The server usually runs on a stand-alone physical machine, virtual machine, or cloud instance. It can also locally run agent components with the purpose of monitoring itself. Below is a list of the main server components:
- Registration service: This is used to register new agents by provisioning and distributing pre-shared authentication keys, these keys are unique to each agent. This process runs as a network service and supports authentication via TLS/SSL and/or by a fixed password.
- Remote daemon service: This is the service that receives data from the agents. It makes use of the pre-shared keys to validate each agent’s identity and to encrypt communications with them.
- Analysis daemon: This is the process that performs data analysis. It utilizes decoders to identify the type of information being processed (e.g. Windows events, SSHD logs, web server logs, etc.) and then extract relevant data elements from the log messages (e.g. source ip, event id, user, etc.). Next, by using rules, the process can identify specific patterns in the decoded log records which could trigger alerts and possibly even call for automated countermeasures (active response) like an IP ban on the firewall.
- RESTful API: This provides an interface to manage and monitor the configuration and deployment status of agents. It is also used by the Wazuh web interface, which is a Kibana app.
Elastic Stack is a unified suite of popular open source projects for log management, including Elasticsearch, Logstash, Kibana, Filebeat, and others. The parts especially relevant to the Wazuh solution are:
- Elasticsearch: A highly scalable full-text search and analytics engine. Elasticsearch is distributed, meaning the data (indices) are divided into shards and each shard can have zero or more replicas.
- Logstash: A tool to collect and parse logs to be saved into a storage system (e.g., Elasticsearch). Collected events can also be enriched and transformed using input, filter and output plugins.
- Kibana: A flexible and intuitive web interface for mining, analyzing, and visualizing data. It runs on top of the content indexed on an Elasticsearch cluster.
- Filebeat: A lightweight forwarder used to convey logs across a network, usually to Logstash or Elasticsearch.

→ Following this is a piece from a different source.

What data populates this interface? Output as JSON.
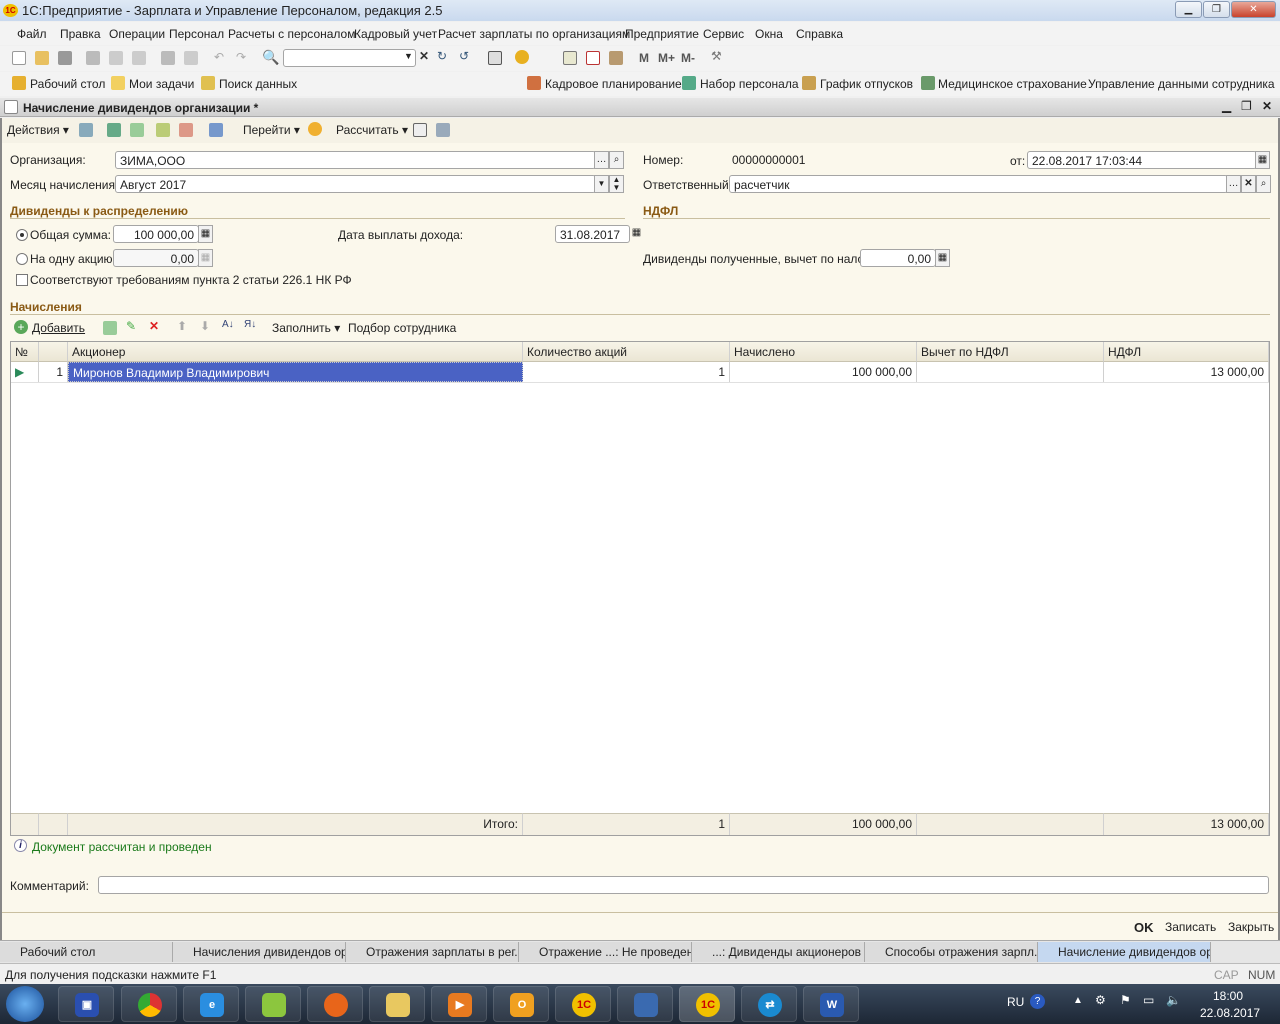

Wazuh integrates with Elastic Stack to provide a feed of already decoded log messages to be indexed by Elasticsearch, as well as a real-time web console for alert and log data analysis. In addition, the Wazuh user interface (running on top of Kibana) can be used for management and monitoring of your Wazuh infrastructure.
An Elasticsearch index is a collection of documents that have somewhat similar characteristics (like certain common fields and shared data retention requirements). Wazuh utilizes as many as three different indices, created daily, to store different event types:
- wazuh-alerts: Index for alerts generated by the Wazuh server each time an event trips a rule.
- wazuh-events: Index for all events (archive data) received from the agents, whether or not they trip a rule.
- wazuh-monitoring: Index for data related to agent status over time. It is used by the web interface to represent when individual agents are or have been “Active”, “Disconnected”, or “Never connected”.
An index is composed of documents. For the indices above, documents are individual alerts, archived events, or status events.
An Elasticsearch index is split up into one or more shards, and each shard can optionally have one or more replicas. Each primary and replica shard is an individual Lucene index. Thus an Elasticsearch index is made up of many Lucene indexes. When a search is run on an Elasticsearch index, the search is executed on all the shards in parallel, and the results are merged. Splitting up Elasticsearch indexes into multiple shards and replicas is used in multiple-node Elasticsearch clusters with the purpose of scaling out searches and for high availability. Single-node Elasticsearch clusters normally have only one shard per index and no replicas.